Rockfish Poaching Reward Now Tops $30,000
Annapolis, Md. (February 18, 2011) — Thanks to extraordinary responses from stakeholders and private citizens, the Maryland Department of Natural Resources (DNR) is now offering $30,500 for information leading to the arrest and conviction of those responsible for attempting to steal 10 tons of rockfish off of Bloody Point in the Chesapeake Bay.
DNR has set aside $5,000 from the sale of the poached fish for the reward. The agency’s partners have put up an additional $17,500, including a $10,000 donation by the Chesapeake BaySavers. Today, two private citizens — who wish to remain anonymous — have stepped up and donated $8,000 to further encourage those with information to come forward.
“The fact that these private citizens are joining our effort to identify these criminals is testament to the anger being felt across our State and along the East Coast. We cannot thank them enough for their selfless contribution,” said Governor Martin O’Malley. “We — as Marylanders —have invested time, effort and money toward revitalizing the striped bass population and stealing from this fishery is stealing from all us.”

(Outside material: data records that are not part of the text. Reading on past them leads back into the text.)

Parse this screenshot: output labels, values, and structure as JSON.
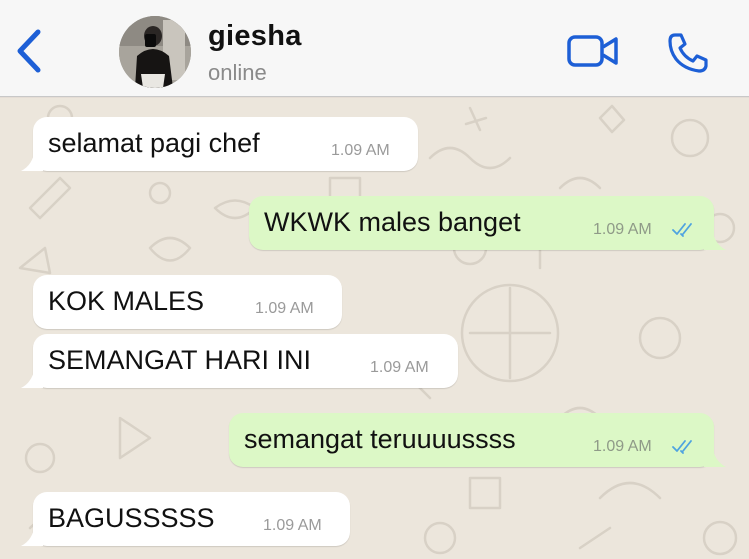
{
  "header": {
    "name": "giesha",
    "status": "online"
  },
  "messages": [
    {
      "direction": "incoming",
      "text": "selamat pagi chef",
      "time": "1.09 AM"
    },
    {
      "direction": "outgoing",
      "text": "WKWK males banget",
      "time": "1.09 AM",
      "read": true
    },
    {
      "direction": "incoming",
      "text": "KOK MALES",
      "time": "1.09 AM"
    },
    {
      "direction": "incoming",
      "text": "SEMANGAT HARI INI",
      "time": "1.09 AM"
    },
    {
      "direction": "outgoing",
      "text": "semangat teruuuussss",
      "time": "1.09 AM",
      "read": true
    },
    {
      "direction": "incoming",
      "text": "BAGUSSSSS",
      "time": "1.09 AM"
    }
  ],
  "icons": {
    "back": "chevron-left-icon",
    "video": "video-camera-icon",
    "call": "phone-icon",
    "read_receipt": "double-check-icon"
  },
  "colors": {
    "accent": "#1d5fd6",
    "incoming_bubble": "#ffffff",
    "outgoing_bubble": "#dcf8c6",
    "read_ticks": "#4fa3e0",
    "chat_background": "#ece6dc"
  }
}
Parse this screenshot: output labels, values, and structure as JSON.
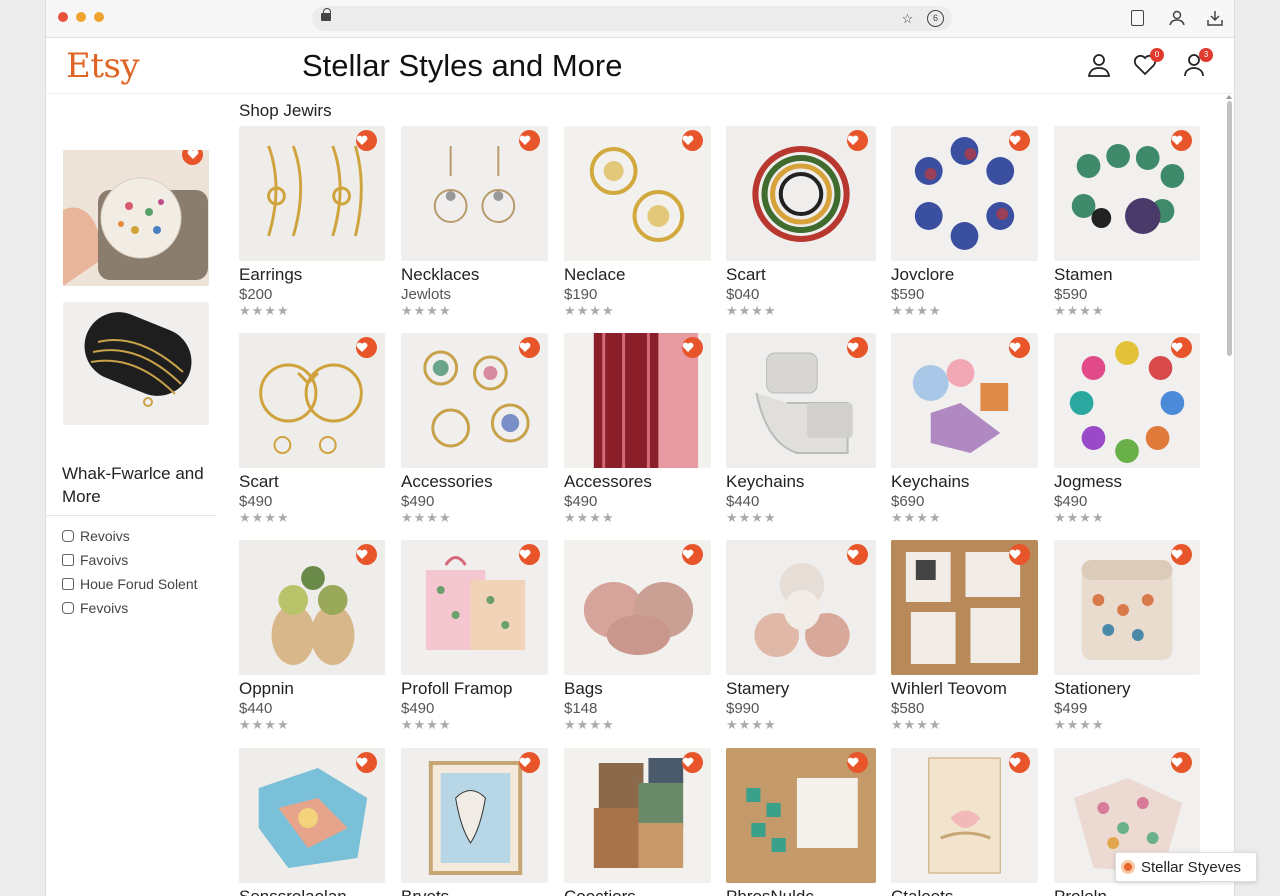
{
  "browser": {
    "extension_icon": "puzzle-star-icon",
    "tab_count": "6"
  },
  "header": {
    "logo": "Etsy",
    "shop_title": "Stellar Styles and More",
    "heart_badge": "0",
    "account_badge": "3"
  },
  "sidebar": {
    "title": "Whak-Fwarlce and More",
    "items": [
      {
        "label": "Revoivs",
        "icon": "bag-icon"
      },
      {
        "label": "Favoivs",
        "icon": "card-icon"
      },
      {
        "label": "Houe Forud Solent",
        "icon": "store-icon"
      },
      {
        "label": "Fevoivs",
        "icon": "camera-icon"
      }
    ]
  },
  "section_title": "Shop Jewirs",
  "stars": "★★★★",
  "products": [
    {
      "name": "Earrings",
      "price": "$200"
    },
    {
      "name": "Necklaces",
      "price": "Jewlots"
    },
    {
      "name": "Neclace",
      "price": "$190"
    },
    {
      "name": "Scart",
      "price": "$040"
    },
    {
      "name": "Jovclore",
      "price": "$590"
    },
    {
      "name": "Stamen",
      "price": "$590"
    },
    {
      "name": "Scart",
      "price": "$490"
    },
    {
      "name": "Accessories",
      "price": "$490"
    },
    {
      "name": "Accessores",
      "price": "$490"
    },
    {
      "name": "Keychains",
      "price": "$440"
    },
    {
      "name": "Keychains",
      "price": "$690"
    },
    {
      "name": "Jogmess",
      "price": "$490"
    },
    {
      "name": "Oppnin",
      "price": "$440"
    },
    {
      "name": "Profoll Framop",
      "price": "$490"
    },
    {
      "name": "Bags",
      "price": "$148"
    },
    {
      "name": "Stamery",
      "price": "$990"
    },
    {
      "name": "Wihlerl Teovom",
      "price": "$580"
    },
    {
      "name": "Stationery",
      "price": "$499"
    },
    {
      "name": "Senssrolaolan",
      "price": ""
    },
    {
      "name": "Brvets",
      "price": ""
    },
    {
      "name": "Cooctiors",
      "price": ""
    },
    {
      "name": "PhrosNuldc",
      "price": ""
    },
    {
      "name": "Ctaleets",
      "price": ""
    },
    {
      "name": "Proleln",
      "price": ""
    }
  ],
  "toast": {
    "label": "Stellar Styeves"
  },
  "colors": {
    "brand": "#e06424",
    "favorite": "#e8552a",
    "badge": "#e03a2f"
  }
}
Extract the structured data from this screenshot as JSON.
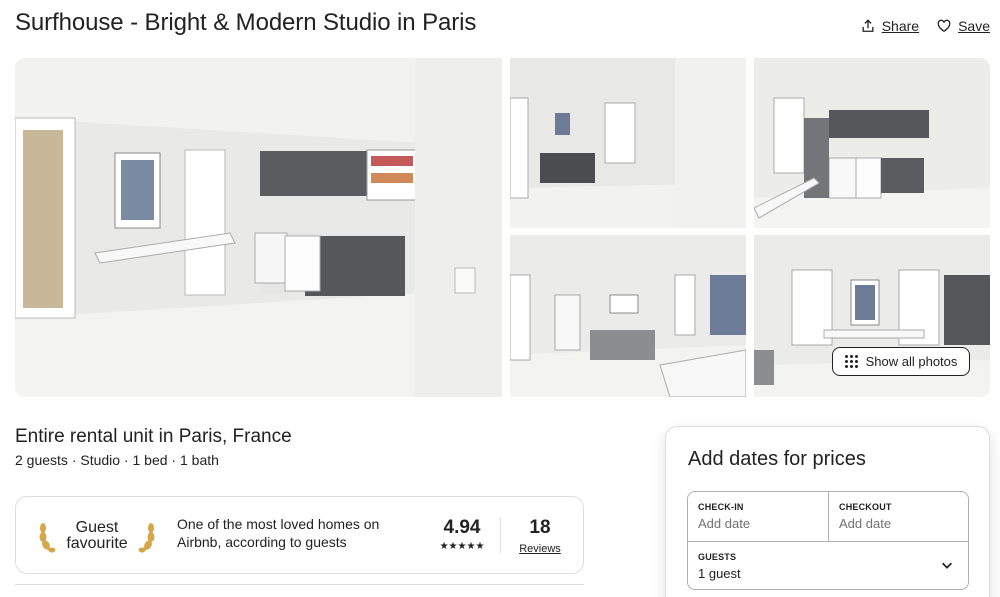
{
  "listing": {
    "title": "Surfhouse - Bright & Modern Studio in Paris",
    "subtitle": "Entire rental unit in Paris, France",
    "details": "2 guests · Studio · 1 bed · 1 bath"
  },
  "header_actions": {
    "share_label": "Share",
    "save_label": "Save"
  },
  "gallery": {
    "show_all_label": "Show all photos",
    "photos": [
      "kitchen-main",
      "living-room-sofa",
      "kitchen-wide",
      "living-room",
      "dining-window"
    ]
  },
  "guest_favourite": {
    "badge_line1": "Guest",
    "badge_line2": "favourite",
    "description": "One of the most loved homes on Airbnb, according to guests",
    "rating": "4.94",
    "stars": "★★★★★",
    "reviews_count": "18",
    "reviews_label": "Reviews"
  },
  "booking": {
    "title": "Add dates for prices",
    "checkin_label": "CHECK-IN",
    "checkin_value": "Add date",
    "checkout_label": "CHECKOUT",
    "checkout_value": "Add date",
    "guests_label": "GUESTS",
    "guests_value": "1 guest"
  },
  "colors": {
    "text": "#222222",
    "muted": "#717171",
    "border": "#dddddd"
  }
}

On February 1, Natural Resources Police confiscated the first of four illegally anchored gill nets with more than 10 tons of striped bass near Bloody Point Light, south of Kent Island in the Chesapeake Bay.
On February 11, NRP located additional illegally anchored gill nets. Two 900-yard strings of illegal anchored gill nets were located in Eastern Bay. One net was found about a mile south and the second net was found about two and a half miles northeast of Bloody Point Light. A total of 3,879 pounds of rockfish were removed from the second string of anchored gill nets, which officers believe were set after the shut down of the fishery on February 4.
Maryland’s commercial striped bass fishery is managed on a quota system, in cooperation with the Atlantic States Marine Fisheries Commission; the commercial gill net quota for February is 354,318 pounds. When the illegally harvested striped bass confiscated by the NRP were deducted from the quota, DNR was forced to immediately shut down the fishery.
The fishery will remain closed until DNR can determine the extent of illegal nets out on the Bay and the amount of striped bass caught in those nets. Before reopening the season, DNR will make sure the current system for accounting for harvest is sufficient and that reopening does not increase the risk for further poaching.
Contact: Josh Davidsburg